While you are working on this year’s taxes, keep in mind what you can do now to make next year’s preparation easier. Even though it may be months and months away, there are actions you can take now to organize your taxes and make the process smoother throughout the year and at tax time.

• What worked well and what could be “tweaked”? If it took time to gather credit card statements, designate a “home” to keep them in one place during the coming year. Separate by card number.

• Set up specific file folders – paper or electronic – and drop or scan documents for next year’s taxes into them throughout the year.
Suggestion: Devote an easily accessible filing box or accordion folder exclusively to next year’s taxes.

• Highlight tax donations in your checkbook and on credit card statements as you check them monthly. (Suggestion: Use different color highlighters to differentiate categories such as for home maintenance and tax deductions.)

• Scan tax receipts using a mobile scanner (such as Neat Receipts or SnapScan. Makes it easy to export data into programs such as Quicken, QuickBooks and TurboTax.

Even though tax season may be months and months away, take these time-saving actions now.

 

Start Tax Preparation Now

 

Try these tips to organize your tax documents and files:

  • Block out appointments with yourself on your calendar to complete the work.

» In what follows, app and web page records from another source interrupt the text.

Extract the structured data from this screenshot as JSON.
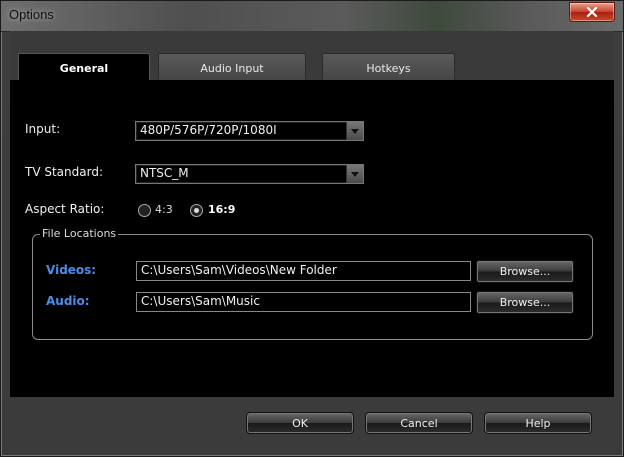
{
  "window": {
    "title": "Options"
  },
  "tabs": [
    {
      "label": "General"
    },
    {
      "label": "Audio Input"
    },
    {
      "label": "Hotkeys"
    }
  ],
  "general": {
    "input_label": "Input:",
    "input_value": "480P/576P/720P/1080I",
    "tv_standard_label": "TV Standard:",
    "tv_standard_value": "NTSC_M",
    "aspect_ratio_label": "Aspect Ratio:",
    "aspect_options": [
      {
        "label": "4:3",
        "selected": false
      },
      {
        "label": "16:9",
        "selected": true
      }
    ],
    "file_locations": {
      "title": "File Locations",
      "videos_label": "Videos:",
      "videos_path": "C:\\Users\\Sam\\Videos\\New Folder",
      "audio_label": "Audio:",
      "audio_path": "C:\\Users\\Sam\\Music",
      "browse_label": "Browse..."
    }
  },
  "footer": {
    "ok_label": "OK",
    "cancel_label": "Cancel",
    "help_label": "Help"
  },
  "colors": {
    "accent_label": "#4a8ee8",
    "panel_bg": "#000000",
    "close_button": "#c8402c"
  }
}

Be reasonable about how much you can accomplish at one time.
  • Estimate the time you will need and then double it.

Research filing and extension deadlines … know the IRS dates.

Keep a copy of last year’s return on-hand.

Gather all reported tax forms (W2’s, 1099 dividends, 1099 interest, etc.). Then organize data by type.

Sort data into specific categories: e.g. donations (money and in-kind).

If you prepare your taxes electronically:

You can import last year’s taxes onto this year’s form by using the same software as the previous year.

If you prepare your taxes manually:

Below are sources that may carry the forms you need:
www.irs.gov (Sends them at no charge)
• Some local libraries and post offices
• Office supply stores (for larger quantities)

Use a tax organizer. (Search “tax organizer” on web for free ones to download.)

If your taxes are prepared by a tax professional:

Make an appointment now.

It will be a huge relief to get this job done. Personally, I can’t wait to finish mine.